THE PROBLEM
Write the entries out exactly. Any images they hold stay out of the copy.

EXTRACTED MATERIAL

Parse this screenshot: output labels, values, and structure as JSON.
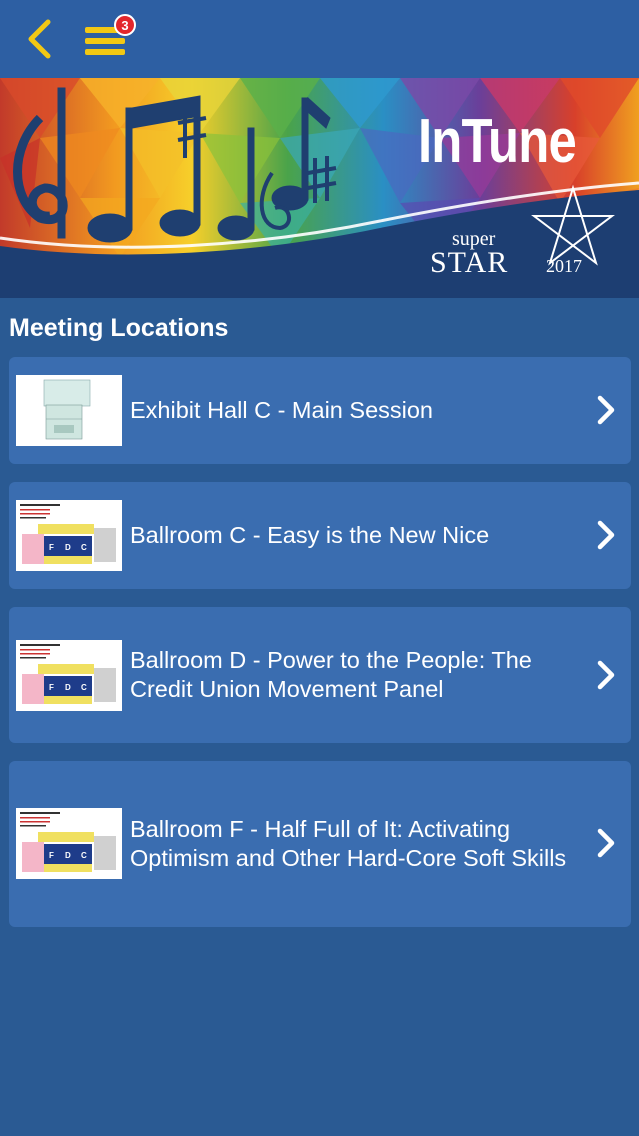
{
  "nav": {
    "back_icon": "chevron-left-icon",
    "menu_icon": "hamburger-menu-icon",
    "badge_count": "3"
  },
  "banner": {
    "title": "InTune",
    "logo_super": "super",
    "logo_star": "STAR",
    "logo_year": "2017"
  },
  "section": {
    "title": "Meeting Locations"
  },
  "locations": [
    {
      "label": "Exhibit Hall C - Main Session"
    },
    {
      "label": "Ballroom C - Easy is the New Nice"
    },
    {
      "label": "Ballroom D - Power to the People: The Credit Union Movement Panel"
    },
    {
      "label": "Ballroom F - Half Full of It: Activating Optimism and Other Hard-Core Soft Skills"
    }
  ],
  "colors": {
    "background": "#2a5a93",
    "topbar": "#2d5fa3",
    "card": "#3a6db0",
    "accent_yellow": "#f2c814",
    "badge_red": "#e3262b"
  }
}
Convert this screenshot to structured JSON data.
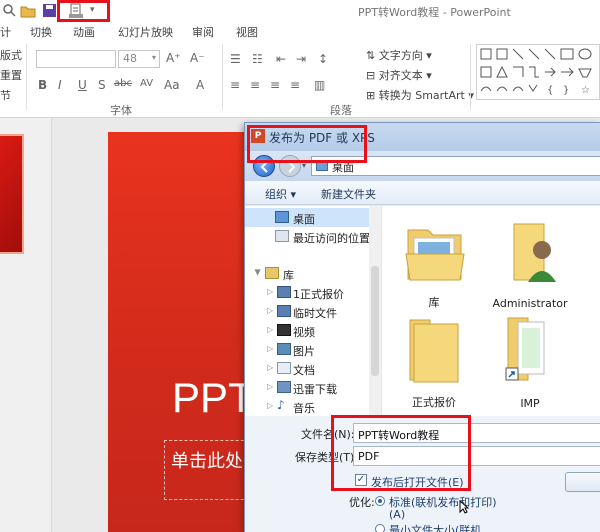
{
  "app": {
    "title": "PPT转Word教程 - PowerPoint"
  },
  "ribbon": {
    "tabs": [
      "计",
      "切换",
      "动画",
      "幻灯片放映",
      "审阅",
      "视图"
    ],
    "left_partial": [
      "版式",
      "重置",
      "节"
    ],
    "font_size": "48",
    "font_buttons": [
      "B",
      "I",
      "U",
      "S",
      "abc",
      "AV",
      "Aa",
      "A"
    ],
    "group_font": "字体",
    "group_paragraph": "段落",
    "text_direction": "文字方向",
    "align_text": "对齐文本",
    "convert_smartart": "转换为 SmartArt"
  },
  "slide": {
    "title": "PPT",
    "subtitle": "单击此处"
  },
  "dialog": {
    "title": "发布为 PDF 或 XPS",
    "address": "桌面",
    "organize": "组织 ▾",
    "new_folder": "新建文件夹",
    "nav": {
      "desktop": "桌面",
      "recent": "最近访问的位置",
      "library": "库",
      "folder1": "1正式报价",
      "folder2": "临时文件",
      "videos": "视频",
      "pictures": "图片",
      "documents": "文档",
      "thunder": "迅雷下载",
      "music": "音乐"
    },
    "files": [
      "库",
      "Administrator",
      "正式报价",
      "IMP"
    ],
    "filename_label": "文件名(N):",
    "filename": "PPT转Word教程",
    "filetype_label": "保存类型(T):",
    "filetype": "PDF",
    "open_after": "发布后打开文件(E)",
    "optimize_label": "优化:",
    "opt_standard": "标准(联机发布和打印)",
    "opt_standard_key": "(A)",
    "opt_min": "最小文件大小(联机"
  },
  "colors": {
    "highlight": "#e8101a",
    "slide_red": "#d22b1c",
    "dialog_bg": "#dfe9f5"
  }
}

EXERCISE SOLUTION
Parse this screenshot: output labels, values, and structure as JSON.
{
  "nav": {
    "back_icon": "chevron-left-icon",
    "menu_icon": "hamburger-menu-icon",
    "badge_count": "3"
  },
  "banner": {
    "title": "InTune",
    "logo_super": "super",
    "logo_star": "STAR",
    "logo_year": "2017"
  },
  "section": {
    "title": "Meeting Locations"
  },
  "locations": [
    {
      "label": "Exhibit Hall C - Main Session"
    },
    {
      "label": "Ballroom C - Easy is the New Nice"
    },
    {
      "label": "Ballroom D - Power to the People: The Credit Union Movement Panel"
    },
    {
      "label": "Ballroom F - Half Full of It: Activating Optimism and Other Hard-Core Soft Skills"
    }
  ],
  "colors": {
    "background": "#2a5a93",
    "topbar": "#2d5fa3",
    "card": "#3a6db0",
    "accent_yellow": "#f2c814",
    "badge_red": "#e3262b"
  }
}
Convert this screenshot to structured JSON data.
{
  "app": {
    "title": "PPT转Word教程 - PowerPoint"
  },
  "ribbon": {
    "tabs": [
      "计",
      "切换",
      "动画",
      "幻灯片放映",
      "审阅",
      "视图"
    ],
    "left_partial": [
      "版式",
      "重置",
      "节"
    ],
    "font_size": "48",
    "font_buttons": [
      "B",
      "I",
      "U",
      "S",
      "abc",
      "AV",
      "Aa",
      "A"
    ],
    "group_font": "字体",
    "group_paragraph": "段落",
    "text_direction": "文字方向",
    "align_text": "对齐文本",
    "convert_smartart": "转换为 SmartArt"
  },
  "slide": {
    "title": "PPT",
    "subtitle": "单击此处"
  },
  "dialog": {
    "title": "发布为 PDF 或 XPS",
    "address": "桌面",
    "organize": "组织 ▾",
    "new_folder": "新建文件夹",
    "nav": {
      "desktop": "桌面",
      "recent": "最近访问的位置",
      "library": "库",
      "folder1": "1正式报价",
      "folder2": "临时文件",
      "videos": "视频",
      "pictures": "图片",
      "documents": "文档",
      "thunder": "迅雷下载",
      "music": "音乐"
    },
    "files": [
      "库",
      "Administrator",
      "正式报价",
      "IMP"
    ],
    "filename_label": "文件名(N):",
    "filename": "PPT转Word教程",
    "filetype_label": "保存类型(T):",
    "filetype": "PDF",
    "open_after": "发布后打开文件(E)",
    "optimize_label": "优化:",
    "opt_standard": "标准(联机发布和打印)",
    "opt_standard_key": "(A)",
    "opt_min": "最小文件大小(联机"
  },
  "colors": {
    "highlight": "#e8101a",
    "slide_red": "#d22b1c",
    "dialog_bg": "#dfe9f5"
  }
}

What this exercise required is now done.